__WORK INSTRUCTION__:
Only the lines that contain the string "클라이언트" belong in the answer; pull them from the records.

### EXTRACTED MATERIAL

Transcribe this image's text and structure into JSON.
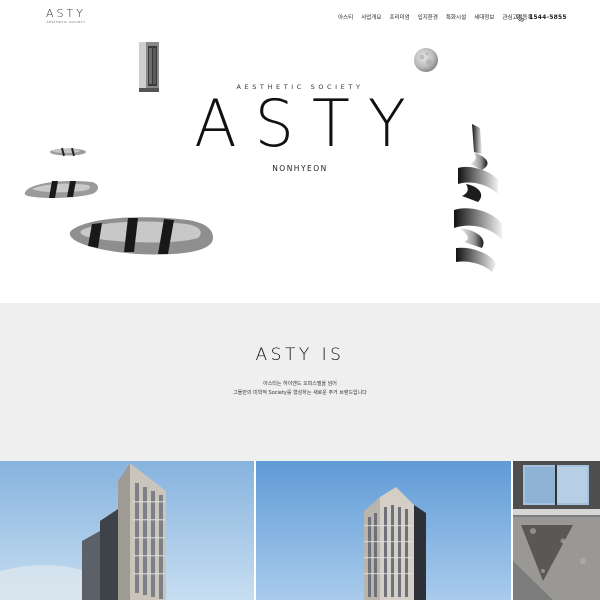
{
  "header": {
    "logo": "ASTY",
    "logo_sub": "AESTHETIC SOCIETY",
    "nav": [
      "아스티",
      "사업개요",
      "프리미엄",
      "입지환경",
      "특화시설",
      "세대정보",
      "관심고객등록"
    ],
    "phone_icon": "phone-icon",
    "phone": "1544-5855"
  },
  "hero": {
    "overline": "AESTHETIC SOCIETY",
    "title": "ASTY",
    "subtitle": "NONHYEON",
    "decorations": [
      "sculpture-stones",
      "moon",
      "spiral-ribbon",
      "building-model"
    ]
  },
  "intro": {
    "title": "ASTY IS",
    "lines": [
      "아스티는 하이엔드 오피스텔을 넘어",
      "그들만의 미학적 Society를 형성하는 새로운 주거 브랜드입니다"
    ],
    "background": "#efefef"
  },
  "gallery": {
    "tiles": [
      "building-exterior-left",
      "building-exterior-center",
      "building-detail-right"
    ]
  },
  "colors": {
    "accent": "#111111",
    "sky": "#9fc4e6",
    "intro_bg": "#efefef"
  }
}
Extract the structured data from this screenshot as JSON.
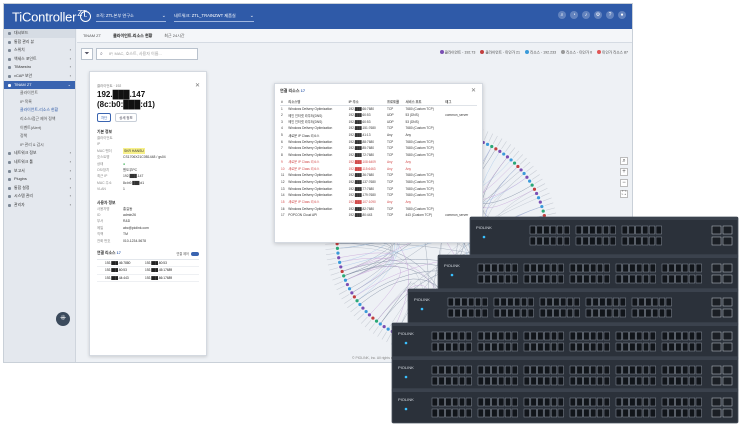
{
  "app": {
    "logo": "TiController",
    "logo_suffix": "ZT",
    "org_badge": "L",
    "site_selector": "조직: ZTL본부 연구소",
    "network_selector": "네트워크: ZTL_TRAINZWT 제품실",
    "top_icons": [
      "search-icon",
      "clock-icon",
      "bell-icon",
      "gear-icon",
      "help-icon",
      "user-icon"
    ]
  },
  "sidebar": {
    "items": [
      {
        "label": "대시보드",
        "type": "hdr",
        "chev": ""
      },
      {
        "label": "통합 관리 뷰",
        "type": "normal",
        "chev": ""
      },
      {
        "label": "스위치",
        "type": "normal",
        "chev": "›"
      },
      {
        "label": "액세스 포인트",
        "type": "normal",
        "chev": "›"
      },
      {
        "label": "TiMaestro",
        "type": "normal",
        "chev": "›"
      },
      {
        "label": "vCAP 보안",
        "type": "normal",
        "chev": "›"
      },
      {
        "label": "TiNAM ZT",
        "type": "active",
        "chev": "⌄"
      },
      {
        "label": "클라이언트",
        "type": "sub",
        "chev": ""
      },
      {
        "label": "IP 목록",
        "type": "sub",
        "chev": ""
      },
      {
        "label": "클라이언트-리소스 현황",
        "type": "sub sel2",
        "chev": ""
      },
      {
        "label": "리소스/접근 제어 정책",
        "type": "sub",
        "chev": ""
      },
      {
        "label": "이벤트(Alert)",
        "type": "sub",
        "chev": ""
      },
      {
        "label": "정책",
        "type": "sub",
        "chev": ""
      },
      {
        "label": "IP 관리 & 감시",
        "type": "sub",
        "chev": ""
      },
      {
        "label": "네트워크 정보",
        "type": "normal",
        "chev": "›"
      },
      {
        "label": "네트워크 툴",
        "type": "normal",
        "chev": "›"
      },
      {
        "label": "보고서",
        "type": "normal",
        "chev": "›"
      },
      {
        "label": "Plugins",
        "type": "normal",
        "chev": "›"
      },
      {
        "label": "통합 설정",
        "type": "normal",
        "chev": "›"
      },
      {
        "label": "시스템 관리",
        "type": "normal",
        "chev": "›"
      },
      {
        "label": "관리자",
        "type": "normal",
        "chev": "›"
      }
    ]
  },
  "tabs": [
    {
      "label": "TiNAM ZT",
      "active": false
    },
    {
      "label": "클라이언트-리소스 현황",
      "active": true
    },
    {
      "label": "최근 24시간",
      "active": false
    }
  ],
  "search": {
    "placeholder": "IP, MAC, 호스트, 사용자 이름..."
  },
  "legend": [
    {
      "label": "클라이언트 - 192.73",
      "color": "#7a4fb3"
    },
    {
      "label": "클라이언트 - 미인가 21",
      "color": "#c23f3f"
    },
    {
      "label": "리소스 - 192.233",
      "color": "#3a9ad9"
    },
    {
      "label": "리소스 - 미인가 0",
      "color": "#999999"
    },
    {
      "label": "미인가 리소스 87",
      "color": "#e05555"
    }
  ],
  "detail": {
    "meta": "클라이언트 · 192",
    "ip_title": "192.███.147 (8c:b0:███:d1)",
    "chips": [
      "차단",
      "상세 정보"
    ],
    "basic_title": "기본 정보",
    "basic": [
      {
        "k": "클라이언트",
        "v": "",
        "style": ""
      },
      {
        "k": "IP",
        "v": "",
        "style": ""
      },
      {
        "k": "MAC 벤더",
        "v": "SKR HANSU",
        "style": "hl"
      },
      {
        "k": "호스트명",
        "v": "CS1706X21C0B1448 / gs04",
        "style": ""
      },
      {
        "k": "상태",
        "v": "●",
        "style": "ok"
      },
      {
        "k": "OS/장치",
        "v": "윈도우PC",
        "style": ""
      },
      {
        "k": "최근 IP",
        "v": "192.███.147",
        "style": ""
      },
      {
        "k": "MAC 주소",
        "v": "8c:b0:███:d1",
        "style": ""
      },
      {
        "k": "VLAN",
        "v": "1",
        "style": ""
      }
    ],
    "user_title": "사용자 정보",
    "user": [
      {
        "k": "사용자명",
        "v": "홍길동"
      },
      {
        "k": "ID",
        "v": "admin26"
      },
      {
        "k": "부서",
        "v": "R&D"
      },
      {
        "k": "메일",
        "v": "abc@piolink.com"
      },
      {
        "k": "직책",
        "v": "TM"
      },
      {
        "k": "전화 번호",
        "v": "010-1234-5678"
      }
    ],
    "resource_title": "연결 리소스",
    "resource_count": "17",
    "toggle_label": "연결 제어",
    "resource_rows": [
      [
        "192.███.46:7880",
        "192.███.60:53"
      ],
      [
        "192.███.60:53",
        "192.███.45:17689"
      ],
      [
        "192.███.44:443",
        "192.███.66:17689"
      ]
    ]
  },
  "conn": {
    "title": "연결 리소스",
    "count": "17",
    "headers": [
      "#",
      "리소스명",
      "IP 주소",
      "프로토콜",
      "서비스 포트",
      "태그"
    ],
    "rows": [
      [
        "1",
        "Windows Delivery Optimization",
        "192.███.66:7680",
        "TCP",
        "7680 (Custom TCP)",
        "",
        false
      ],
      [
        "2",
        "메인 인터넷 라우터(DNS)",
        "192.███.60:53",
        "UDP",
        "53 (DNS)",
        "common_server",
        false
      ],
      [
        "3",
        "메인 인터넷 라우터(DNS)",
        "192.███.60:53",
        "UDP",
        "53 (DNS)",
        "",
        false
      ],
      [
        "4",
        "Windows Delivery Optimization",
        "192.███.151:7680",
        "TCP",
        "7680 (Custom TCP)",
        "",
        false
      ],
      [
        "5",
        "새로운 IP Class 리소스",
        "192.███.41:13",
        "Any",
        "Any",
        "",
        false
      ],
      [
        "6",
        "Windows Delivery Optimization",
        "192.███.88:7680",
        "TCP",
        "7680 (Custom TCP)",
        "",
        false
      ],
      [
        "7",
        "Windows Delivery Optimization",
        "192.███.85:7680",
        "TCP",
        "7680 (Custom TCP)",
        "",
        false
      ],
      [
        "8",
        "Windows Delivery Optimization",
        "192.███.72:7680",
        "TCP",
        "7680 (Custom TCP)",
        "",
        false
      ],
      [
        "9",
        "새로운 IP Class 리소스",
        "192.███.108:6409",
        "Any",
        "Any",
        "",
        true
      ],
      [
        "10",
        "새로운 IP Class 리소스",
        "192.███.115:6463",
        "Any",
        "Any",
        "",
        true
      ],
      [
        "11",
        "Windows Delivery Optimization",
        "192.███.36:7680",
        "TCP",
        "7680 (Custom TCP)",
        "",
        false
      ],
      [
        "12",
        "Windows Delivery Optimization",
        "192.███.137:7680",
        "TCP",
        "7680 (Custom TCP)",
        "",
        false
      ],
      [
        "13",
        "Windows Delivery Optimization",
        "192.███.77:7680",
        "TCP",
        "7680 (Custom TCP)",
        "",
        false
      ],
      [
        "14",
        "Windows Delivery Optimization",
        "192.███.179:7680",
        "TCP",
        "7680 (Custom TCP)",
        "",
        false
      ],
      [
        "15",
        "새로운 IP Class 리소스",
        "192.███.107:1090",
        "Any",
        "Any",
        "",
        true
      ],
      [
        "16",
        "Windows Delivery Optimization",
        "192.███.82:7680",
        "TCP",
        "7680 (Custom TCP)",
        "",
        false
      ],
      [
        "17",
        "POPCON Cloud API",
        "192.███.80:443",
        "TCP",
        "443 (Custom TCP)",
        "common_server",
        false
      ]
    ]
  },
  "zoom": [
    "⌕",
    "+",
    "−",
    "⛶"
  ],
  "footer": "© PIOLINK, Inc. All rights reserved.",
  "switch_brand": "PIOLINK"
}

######

__ANSWER SECTION__:
        "label": "클라이언트",
        "label": "클라이언트-리소스 현황",
      "label": "클라이언트-리소스 현황",
      "label": "클라이언트 - 192.73",
      "label": "클라이언트 - 미인가 21",
    "meta": "클라이언트 · 192",
        "k": "클라이언트",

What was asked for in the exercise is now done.